What is more concerning is that all the research so far has been with junior cricket players, indicating that these injuries are occurring very early in their careers. This fact, however, is perhaps not so surprising. Gray et al discuss how adolescents have thinner pars interarticularis and the ossification of the neural arches in the vertebrae is not complete until 20-30 years of age. This structural immaturity will place the young bowler at great risk of stress and injury.

Bowling technique is also related to injury risks. Various research has identified that what is classified as the mixed action is associated with higher low back injury risks. If a bowler lands on the back foot with the foot parallel to the crease and an upper body aligned straight down the wicket, this is a 'side on' action. If a bowler lands with his back foot pointing down the wicket and the upper body aligned obliquely down the wicket, this is called 'front on' action.

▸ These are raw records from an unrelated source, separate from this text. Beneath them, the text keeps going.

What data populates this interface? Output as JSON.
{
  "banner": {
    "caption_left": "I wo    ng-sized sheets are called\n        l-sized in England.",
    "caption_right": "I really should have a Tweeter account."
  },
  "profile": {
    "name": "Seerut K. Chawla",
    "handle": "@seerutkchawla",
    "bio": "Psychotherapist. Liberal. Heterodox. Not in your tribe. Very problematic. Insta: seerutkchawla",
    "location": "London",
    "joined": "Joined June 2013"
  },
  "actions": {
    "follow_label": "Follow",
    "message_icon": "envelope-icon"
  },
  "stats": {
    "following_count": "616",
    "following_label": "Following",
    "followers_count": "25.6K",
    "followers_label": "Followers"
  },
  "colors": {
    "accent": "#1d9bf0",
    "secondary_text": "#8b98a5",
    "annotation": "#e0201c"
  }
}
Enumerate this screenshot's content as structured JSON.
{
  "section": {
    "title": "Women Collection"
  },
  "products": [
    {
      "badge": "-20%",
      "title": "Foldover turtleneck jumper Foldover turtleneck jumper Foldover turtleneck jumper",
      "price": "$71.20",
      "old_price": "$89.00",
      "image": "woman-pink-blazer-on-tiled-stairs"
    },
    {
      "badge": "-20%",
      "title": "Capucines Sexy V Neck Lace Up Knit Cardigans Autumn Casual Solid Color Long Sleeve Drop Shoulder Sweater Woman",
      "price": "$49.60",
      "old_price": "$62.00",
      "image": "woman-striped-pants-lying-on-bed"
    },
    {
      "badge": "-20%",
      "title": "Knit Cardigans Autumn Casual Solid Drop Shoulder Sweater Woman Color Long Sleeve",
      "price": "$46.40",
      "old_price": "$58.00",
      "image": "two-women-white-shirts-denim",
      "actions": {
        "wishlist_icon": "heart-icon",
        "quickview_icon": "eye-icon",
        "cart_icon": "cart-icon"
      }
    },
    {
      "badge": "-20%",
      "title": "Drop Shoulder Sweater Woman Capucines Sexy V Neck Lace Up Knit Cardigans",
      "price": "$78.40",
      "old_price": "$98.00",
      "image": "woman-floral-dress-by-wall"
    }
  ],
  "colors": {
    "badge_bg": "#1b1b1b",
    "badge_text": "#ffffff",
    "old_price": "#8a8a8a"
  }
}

Alternatively, if a bowler lands on the back foot in a 'front on' style and then rotates his trunk into a 'side on' position by the time the front foot lands, this is called a 'mixed' action. The extra rotation involved in this mixed action may place extra stress on the low back and mean that this technique is more likely to cause injury
The amount of bowling performed may also be a factor that coaches and therapists need to consider. This review of the research cites studies which suggest that for young bowlers more than 10 overs may increase risk of back pain and that playing a greater than average number of games per season will also predispose to injury.



low back injuries cricket, low back pain, spondylolysis, accelerated disc degeneration, pidicle sclerosis, muscular soft tissue injury